▽

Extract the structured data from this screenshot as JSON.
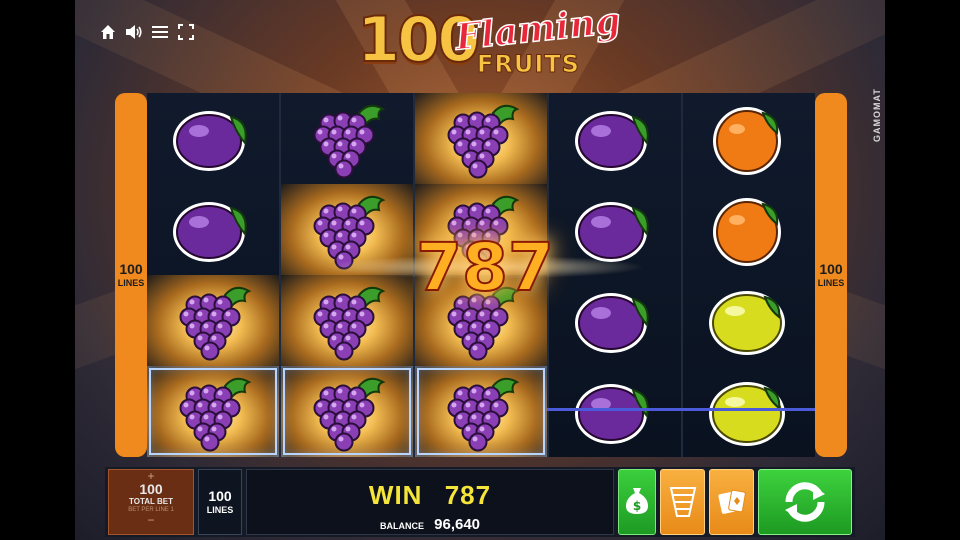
{
  "top_controls": {
    "icons": [
      "home-icon",
      "speaker-icon",
      "menu-icon",
      "fullscreen-icon"
    ]
  },
  "logo": {
    "number": "100",
    "word1": "Flaming",
    "word2": "FRUITS"
  },
  "provider": "GAMOMAT",
  "side_panels": {
    "left": {
      "value": "100",
      "label": "LINES"
    },
    "right": {
      "value": "100",
      "label": "LINES"
    }
  },
  "reels": [
    [
      "plum",
      "plum",
      "grapes",
      "grapes"
    ],
    [
      "grapes",
      "grapes",
      "grapes",
      "grapes"
    ],
    [
      "grapes",
      "grapes",
      "grapes",
      "grapes"
    ],
    [
      "plum",
      "plum",
      "plum",
      "plum"
    ],
    [
      "orange",
      "orange",
      "lemon",
      "lemon"
    ]
  ],
  "burning_cells": [
    [
      0,
      2
    ],
    [
      0,
      3
    ],
    [
      1,
      1
    ],
    [
      1,
      2
    ],
    [
      1,
      3
    ],
    [
      2,
      0
    ],
    [
      2,
      1
    ],
    [
      2,
      2
    ],
    [
      2,
      3
    ]
  ],
  "framed_cells": [
    [
      0,
      3
    ],
    [
      1,
      3
    ],
    [
      2,
      3
    ]
  ],
  "big_win": "787",
  "bottom_bar": {
    "bet_plus": "+",
    "bet_value": "100",
    "bet_label": "TOTAL BET",
    "bet_per_line": "BET PER LINE  1",
    "bet_minus": "−",
    "lines_value": "100",
    "lines_label": "LINES",
    "win_label": "WIN",
    "win_value": "787",
    "balance_label": "BALANCE",
    "balance_value": "96,640"
  },
  "colors": {
    "side_panel": "#f08a1e",
    "win_text": "#f5e43a",
    "spin_button": "#2fbf2f",
    "payline": "#4a5ad8"
  }
}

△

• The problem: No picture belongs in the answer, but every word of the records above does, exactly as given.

• Completed task:
Extract the structured data from this screenshot as JSON.
{
  "top_controls": {
    "icons": [
      "home-icon",
      "speaker-icon",
      "menu-icon",
      "fullscreen-icon"
    ]
  },
  "logo": {
    "number": "100",
    "word1": "Flaming",
    "word2": "FRUITS"
  },
  "provider": "GAMOMAT",
  "side_panels": {
    "left": {
      "value": "100",
      "label": "LINES"
    },
    "right": {
      "value": "100",
      "label": "LINES"
    }
  },
  "reels": [
    [
      "plum",
      "plum",
      "grapes",
      "grapes"
    ],
    [
      "grapes",
      "grapes",
      "grapes",
      "grapes"
    ],
    [
      "grapes",
      "grapes",
      "grapes",
      "grapes"
    ],
    [
      "plum",
      "plum",
      "plum",
      "plum"
    ],
    [
      "orange",
      "orange",
      "lemon",
      "lemon"
    ]
  ],
  "burning_cells": [
    [
      0,
      2
    ],
    [
      0,
      3
    ],
    [
      1,
      1
    ],
    [
      1,
      2
    ],
    [
      1,
      3
    ],
    [
      2,
      0
    ],
    [
      2,
      1
    ],
    [
      2,
      2
    ],
    [
      2,
      3
    ]
  ],
  "framed_cells": [
    [
      0,
      3
    ],
    [
      1,
      3
    ],
    [
      2,
      3
    ]
  ],
  "big_win": "787",
  "bottom_bar": {
    "bet_plus": "+",
    "bet_value": "100",
    "bet_label": "TOTAL BET",
    "bet_per_line": "BET PER LINE  1",
    "bet_minus": "−",
    "lines_value": "100",
    "lines_label": "LINES",
    "win_label": "WIN",
    "win_value": "787",
    "balance_label": "BALANCE",
    "balance_value": "96,640"
  },
  "colors": {
    "side_panel": "#f08a1e",
    "win_text": "#f5e43a",
    "spin_button": "#2fbf2f",
    "payline": "#4a5ad8"
  }
}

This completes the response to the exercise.